::: Listed records

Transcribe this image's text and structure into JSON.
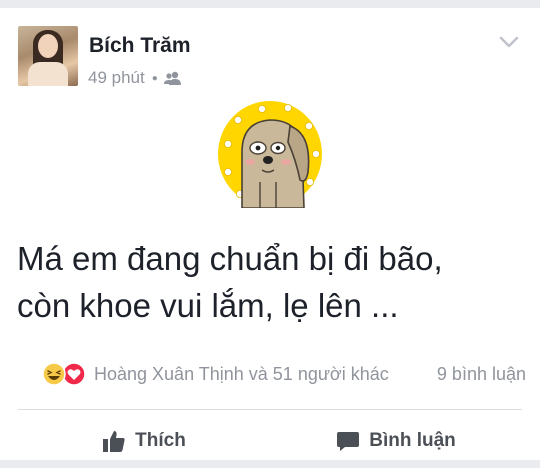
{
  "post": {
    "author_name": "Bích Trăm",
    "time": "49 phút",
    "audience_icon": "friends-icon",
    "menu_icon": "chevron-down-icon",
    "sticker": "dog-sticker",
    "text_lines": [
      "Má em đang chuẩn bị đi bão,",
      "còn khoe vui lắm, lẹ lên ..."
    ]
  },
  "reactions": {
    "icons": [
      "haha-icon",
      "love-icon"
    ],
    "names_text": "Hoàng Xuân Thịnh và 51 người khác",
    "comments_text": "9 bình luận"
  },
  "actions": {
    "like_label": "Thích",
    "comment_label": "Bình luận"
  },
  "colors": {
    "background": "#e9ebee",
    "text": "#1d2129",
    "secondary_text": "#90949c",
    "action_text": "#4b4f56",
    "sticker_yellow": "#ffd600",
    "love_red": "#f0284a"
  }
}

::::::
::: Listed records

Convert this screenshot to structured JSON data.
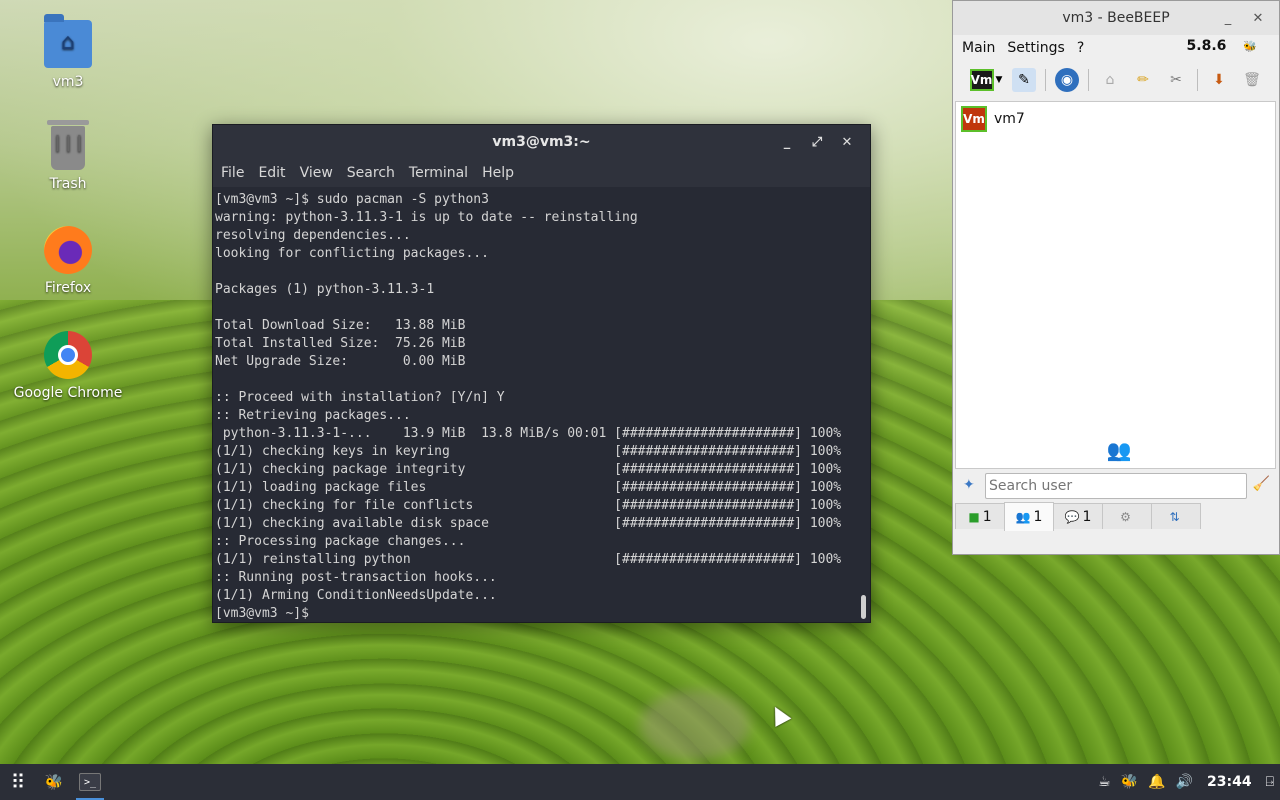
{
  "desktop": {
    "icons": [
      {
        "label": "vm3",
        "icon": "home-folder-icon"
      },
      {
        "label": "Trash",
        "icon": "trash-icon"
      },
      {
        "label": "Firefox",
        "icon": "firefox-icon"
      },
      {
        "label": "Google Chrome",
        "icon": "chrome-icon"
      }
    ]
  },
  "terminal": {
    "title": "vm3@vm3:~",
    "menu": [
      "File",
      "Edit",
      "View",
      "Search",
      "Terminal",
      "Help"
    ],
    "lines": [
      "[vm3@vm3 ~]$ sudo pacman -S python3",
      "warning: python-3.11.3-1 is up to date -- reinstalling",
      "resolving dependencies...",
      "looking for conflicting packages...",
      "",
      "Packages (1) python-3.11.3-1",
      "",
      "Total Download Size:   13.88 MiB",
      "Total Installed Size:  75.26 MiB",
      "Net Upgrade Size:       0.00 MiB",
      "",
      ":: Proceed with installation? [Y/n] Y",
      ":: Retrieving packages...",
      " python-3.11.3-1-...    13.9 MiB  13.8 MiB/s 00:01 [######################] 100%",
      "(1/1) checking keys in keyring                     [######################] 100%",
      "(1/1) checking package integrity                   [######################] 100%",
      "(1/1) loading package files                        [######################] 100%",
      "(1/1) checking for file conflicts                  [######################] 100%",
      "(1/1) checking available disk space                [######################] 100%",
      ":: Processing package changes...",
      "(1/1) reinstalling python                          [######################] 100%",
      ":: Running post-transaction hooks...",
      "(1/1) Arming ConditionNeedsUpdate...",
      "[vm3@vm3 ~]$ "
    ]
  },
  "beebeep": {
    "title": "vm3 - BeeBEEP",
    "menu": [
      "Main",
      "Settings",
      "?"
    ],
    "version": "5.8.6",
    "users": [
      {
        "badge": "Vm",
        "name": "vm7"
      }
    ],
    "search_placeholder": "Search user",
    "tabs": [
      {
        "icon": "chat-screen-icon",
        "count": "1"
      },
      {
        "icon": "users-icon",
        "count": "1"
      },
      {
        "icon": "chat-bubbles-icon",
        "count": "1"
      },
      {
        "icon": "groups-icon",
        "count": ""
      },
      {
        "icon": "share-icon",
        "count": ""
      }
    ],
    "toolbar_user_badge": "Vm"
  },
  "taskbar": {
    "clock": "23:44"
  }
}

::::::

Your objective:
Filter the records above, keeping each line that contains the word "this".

Task result:
Transcribe this image's text and structure into JSON.
Convert this screenshot to structured JSON data.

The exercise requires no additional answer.